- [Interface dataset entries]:
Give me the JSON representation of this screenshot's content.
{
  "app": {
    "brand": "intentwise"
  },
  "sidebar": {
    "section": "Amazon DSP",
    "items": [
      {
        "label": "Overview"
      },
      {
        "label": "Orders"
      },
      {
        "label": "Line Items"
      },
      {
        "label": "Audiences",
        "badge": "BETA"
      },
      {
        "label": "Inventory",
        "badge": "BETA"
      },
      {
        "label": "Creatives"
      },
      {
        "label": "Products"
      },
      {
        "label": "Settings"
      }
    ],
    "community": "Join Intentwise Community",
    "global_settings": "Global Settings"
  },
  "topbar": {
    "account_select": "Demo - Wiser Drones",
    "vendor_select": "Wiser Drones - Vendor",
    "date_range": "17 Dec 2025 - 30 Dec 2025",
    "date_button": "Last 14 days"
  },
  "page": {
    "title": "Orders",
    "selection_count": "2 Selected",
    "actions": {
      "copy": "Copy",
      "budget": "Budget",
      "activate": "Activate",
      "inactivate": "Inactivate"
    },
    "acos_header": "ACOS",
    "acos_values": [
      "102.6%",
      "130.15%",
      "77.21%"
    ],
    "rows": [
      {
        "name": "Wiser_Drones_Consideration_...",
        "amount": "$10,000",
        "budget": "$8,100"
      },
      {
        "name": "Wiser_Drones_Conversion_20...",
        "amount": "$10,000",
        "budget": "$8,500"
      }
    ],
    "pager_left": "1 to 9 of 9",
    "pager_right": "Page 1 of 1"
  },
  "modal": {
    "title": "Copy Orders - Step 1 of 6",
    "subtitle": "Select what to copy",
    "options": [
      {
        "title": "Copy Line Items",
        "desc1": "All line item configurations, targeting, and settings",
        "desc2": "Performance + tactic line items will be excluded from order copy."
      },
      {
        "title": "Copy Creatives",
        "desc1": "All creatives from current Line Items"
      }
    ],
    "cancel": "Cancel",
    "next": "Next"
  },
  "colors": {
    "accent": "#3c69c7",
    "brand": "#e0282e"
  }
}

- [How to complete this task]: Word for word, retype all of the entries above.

- [Answer]:
Give me the JSON representation of this screenshot's content.
{
  "app": {
    "brand": "intentwise"
  },
  "sidebar": {
    "section": "Amazon DSP",
    "items": [
      {
        "label": "Overview"
      },
      {
        "label": "Orders"
      },
      {
        "label": "Line Items"
      },
      {
        "label": "Audiences",
        "badge": "BETA"
      },
      {
        "label": "Inventory",
        "badge": "BETA"
      },
      {
        "label": "Creatives"
      },
      {
        "label": "Products"
      },
      {
        "label": "Settings"
      }
    ],
    "community": "Join Intentwise Community",
    "global_settings": "Global Settings"
  },
  "topbar": {
    "account_select": "Demo - Wiser Drones",
    "vendor_select": "Wiser Drones - Vendor",
    "date_range": "17 Dec 2025 - 30 Dec 2025",
    "date_button": "Last 14 days"
  },
  "page": {
    "title": "Orders",
    "selection_count": "2 Selected",
    "actions": {
      "copy": "Copy",
      "budget": "Budget",
      "activate": "Activate",
      "inactivate": "Inactivate"
    },
    "acos_header": "ACOS",
    "acos_values": [
      "102.6%",
      "130.15%",
      "77.21%"
    ],
    "rows": [
      {
        "name": "Wiser_Drones_Consideration_...",
        "amount": "$10,000",
        "budget": "$8,100"
      },
      {
        "name": "Wiser_Drones_Conversion_20...",
        "amount": "$10,000",
        "budget": "$8,500"
      }
    ],
    "pager_left": "1 to 9 of 9",
    "pager_right": "Page 1 of 1"
  },
  "modal": {
    "title": "Copy Orders - Step 1 of 6",
    "subtitle": "Select what to copy",
    "options": [
      {
        "title": "Copy Line Items",
        "desc1": "All line item configurations, targeting, and settings",
        "desc2": "Performance + tactic line items will be excluded from order copy."
      },
      {
        "title": "Copy Creatives",
        "desc1": "All creatives from current Line Items"
      }
    ],
    "cancel": "Cancel",
    "next": "Next"
  },
  "colors": {
    "accent": "#3c69c7",
    "brand": "#e0282e"
  }
}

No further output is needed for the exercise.